Since AD is now both the demand for goods and the demand for (base) money, therefore (being the same thing) they can't have the inverse partial equilibrium relationship they had as components of Walras' law in the monetary model (demand for goods goes down, demand for money goes up). However in both cases in general equilibrium aggregate demand and money demand have to go up together (bigger economies have more money demand).

However the bond market relationship holds across a long time scale, and over the long run, the general equilibrium solutions should hold such that:

AD ~ MS(1-μ)/(1-1/k)

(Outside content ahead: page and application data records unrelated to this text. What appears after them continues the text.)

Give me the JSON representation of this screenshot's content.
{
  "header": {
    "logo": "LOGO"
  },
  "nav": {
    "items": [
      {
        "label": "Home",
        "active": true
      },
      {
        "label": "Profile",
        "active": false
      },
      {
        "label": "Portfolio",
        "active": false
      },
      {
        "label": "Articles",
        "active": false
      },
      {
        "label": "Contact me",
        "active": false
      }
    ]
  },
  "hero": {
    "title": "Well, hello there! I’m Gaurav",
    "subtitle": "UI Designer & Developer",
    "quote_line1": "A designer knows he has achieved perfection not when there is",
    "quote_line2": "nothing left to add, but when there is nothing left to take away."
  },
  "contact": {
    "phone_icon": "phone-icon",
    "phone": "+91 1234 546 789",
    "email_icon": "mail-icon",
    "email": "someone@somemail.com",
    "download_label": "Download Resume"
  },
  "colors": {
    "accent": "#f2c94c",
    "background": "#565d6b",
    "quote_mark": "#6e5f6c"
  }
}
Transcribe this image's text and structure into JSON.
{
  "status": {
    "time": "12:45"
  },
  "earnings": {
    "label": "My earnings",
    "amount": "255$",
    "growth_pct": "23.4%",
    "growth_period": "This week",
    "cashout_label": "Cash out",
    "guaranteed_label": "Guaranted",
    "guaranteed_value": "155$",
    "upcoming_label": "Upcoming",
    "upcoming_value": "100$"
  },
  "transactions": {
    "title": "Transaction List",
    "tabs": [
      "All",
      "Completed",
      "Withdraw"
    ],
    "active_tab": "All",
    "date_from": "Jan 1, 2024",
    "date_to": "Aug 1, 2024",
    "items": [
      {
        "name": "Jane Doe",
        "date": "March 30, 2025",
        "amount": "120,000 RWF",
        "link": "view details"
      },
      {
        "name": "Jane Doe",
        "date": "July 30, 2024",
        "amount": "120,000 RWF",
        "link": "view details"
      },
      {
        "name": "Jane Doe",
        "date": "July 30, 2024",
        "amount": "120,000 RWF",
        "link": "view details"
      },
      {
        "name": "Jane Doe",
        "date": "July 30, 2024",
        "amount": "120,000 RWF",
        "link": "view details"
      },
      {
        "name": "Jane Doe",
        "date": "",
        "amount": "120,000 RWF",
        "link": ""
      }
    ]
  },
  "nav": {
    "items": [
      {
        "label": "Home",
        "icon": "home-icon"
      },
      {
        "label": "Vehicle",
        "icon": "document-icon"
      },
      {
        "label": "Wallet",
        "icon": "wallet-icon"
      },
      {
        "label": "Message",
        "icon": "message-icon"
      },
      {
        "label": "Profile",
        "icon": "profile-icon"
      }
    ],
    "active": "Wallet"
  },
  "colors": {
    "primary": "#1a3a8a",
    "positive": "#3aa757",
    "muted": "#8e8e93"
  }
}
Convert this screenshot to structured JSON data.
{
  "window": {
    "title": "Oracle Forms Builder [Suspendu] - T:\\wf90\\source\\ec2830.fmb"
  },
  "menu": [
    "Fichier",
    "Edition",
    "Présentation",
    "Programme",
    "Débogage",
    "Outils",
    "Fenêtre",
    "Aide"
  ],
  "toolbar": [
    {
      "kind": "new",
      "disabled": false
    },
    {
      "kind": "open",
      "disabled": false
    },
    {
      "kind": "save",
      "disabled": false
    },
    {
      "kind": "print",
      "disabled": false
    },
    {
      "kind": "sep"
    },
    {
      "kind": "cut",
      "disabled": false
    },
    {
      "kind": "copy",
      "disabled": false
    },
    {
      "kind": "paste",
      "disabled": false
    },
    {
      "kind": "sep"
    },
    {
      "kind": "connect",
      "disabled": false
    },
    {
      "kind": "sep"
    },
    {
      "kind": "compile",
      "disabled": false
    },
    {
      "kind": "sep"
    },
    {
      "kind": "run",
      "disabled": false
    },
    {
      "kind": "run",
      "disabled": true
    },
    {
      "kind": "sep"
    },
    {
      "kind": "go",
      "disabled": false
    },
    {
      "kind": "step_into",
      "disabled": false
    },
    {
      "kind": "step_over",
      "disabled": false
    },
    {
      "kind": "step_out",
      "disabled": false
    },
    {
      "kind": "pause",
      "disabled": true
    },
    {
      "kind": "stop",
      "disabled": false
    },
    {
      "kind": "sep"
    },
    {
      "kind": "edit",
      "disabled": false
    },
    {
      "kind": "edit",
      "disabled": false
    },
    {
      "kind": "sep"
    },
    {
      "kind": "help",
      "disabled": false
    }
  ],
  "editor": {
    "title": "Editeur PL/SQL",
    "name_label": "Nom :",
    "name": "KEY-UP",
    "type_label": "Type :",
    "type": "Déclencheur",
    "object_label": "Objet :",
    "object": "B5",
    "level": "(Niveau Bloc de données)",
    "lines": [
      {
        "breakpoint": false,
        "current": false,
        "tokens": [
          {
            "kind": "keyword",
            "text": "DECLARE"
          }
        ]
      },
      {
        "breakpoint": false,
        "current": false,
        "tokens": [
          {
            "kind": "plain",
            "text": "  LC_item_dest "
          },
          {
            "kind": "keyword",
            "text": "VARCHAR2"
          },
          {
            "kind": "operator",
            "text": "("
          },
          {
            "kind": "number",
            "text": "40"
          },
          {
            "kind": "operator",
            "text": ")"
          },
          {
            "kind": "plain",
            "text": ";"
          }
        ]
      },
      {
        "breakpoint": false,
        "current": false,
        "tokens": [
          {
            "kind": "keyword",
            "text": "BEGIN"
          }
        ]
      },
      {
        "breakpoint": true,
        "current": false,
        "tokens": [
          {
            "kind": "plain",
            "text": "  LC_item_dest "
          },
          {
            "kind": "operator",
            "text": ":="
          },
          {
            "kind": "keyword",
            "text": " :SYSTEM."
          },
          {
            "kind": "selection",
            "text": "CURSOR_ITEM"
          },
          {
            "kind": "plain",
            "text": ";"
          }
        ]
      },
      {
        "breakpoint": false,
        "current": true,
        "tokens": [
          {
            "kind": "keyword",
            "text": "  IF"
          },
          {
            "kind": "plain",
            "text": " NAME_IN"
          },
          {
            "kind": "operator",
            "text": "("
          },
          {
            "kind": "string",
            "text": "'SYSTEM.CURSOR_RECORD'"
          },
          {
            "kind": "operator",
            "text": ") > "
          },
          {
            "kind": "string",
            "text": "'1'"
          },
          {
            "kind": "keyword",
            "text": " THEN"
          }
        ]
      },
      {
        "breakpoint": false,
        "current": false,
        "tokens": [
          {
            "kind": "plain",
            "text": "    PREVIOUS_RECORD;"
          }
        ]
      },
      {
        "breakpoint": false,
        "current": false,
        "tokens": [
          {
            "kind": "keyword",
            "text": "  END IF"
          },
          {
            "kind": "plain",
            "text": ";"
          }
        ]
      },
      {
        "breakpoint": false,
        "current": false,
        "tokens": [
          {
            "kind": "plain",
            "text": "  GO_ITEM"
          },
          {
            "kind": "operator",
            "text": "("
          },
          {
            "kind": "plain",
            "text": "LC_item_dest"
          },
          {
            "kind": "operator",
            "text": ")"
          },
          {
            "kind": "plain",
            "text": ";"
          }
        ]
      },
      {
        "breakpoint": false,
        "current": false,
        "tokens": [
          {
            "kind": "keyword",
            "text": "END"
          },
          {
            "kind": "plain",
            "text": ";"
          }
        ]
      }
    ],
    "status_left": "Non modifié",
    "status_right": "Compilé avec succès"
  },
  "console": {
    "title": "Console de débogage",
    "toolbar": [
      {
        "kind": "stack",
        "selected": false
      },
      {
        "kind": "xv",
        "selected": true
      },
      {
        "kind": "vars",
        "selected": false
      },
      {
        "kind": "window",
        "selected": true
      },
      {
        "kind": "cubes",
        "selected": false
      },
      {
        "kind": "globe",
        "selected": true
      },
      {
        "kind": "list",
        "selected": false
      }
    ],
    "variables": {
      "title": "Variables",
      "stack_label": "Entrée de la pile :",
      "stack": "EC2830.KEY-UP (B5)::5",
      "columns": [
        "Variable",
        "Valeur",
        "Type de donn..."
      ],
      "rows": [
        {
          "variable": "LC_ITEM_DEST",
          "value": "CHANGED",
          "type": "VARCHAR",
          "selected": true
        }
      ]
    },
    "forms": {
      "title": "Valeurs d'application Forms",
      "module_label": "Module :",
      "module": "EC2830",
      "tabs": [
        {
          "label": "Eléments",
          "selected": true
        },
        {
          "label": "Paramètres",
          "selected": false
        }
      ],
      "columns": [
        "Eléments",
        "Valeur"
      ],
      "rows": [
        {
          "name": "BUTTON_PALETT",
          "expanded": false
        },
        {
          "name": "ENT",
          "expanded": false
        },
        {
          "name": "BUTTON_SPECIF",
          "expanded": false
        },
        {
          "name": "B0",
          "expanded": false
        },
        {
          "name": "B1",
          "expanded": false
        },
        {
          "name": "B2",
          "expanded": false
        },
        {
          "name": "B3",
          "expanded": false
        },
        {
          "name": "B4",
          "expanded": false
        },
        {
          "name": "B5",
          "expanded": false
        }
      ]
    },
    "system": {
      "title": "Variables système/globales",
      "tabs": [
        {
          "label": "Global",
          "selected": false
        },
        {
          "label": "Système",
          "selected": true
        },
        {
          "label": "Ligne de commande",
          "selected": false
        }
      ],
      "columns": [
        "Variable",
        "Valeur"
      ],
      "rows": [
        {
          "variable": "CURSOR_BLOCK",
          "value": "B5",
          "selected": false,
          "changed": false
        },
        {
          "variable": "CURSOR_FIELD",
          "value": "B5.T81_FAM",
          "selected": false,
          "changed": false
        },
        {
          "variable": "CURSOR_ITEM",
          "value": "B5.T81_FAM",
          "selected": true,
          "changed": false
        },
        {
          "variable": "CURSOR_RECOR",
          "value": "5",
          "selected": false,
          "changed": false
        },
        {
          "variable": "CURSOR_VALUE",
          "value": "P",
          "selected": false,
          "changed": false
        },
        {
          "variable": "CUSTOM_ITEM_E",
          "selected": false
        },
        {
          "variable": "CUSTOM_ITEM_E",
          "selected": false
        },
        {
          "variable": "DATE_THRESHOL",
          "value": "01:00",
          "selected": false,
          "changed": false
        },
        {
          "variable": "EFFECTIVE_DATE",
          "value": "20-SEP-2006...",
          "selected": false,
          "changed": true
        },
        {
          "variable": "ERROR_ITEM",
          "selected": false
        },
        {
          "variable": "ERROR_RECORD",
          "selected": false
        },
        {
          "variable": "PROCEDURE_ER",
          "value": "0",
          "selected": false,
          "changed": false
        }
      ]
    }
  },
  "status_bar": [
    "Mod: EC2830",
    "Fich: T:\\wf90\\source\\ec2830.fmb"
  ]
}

Therefore we can conclude that the major difference is between the monetary model and the IS-LM model is in the partial equilibrium analysis. I know this seems like a silly conclusion -- IS-LM is a partial equilibrium model, so of course an objection is going to be to the partial equilibrium analysis. However this is a more precise statement in the IE framework -- essentially the general equilibrium (long time scale) limit is the same for both the IS-LM model and the monetary model. They behave differently during the short run.

In one case (the ISLM model), a fall in goods demand is a fall in money demand: a leftward shift in the IS curve moves the equilibrium down along the LM curve, representing a fall in money demand (and a fall in the interest rate). Since the IS-LM model is a theory at low inflation (k ≈ 1), this fall in money demand little impact on inflation.

In the other (monetary model), a fall in goods demand means a rise in money demand. This should mean a rise in the interest rate, but the model doesn't have interest rates. It does however mean inflation should fall (the "price of money" = 1/P rises).

This violates the ISLM model's low inflation scope (for the partial equilibrium analysis) -- and in the case of low inflation (μ ≈ 1), the monetary model effects are unobservable (if changes in money demand don't impact inflation, then who cares which way it moves relative to the demand for goods).

So AFAICT, in the short run and at low inflation, the IS-LM model is fine and the monetary model fails to have any observable consequences. In the short run at high inflation, the IS-LM model is out of scope and the monetary model is fine.

Here's a table that I think captures the results of this post: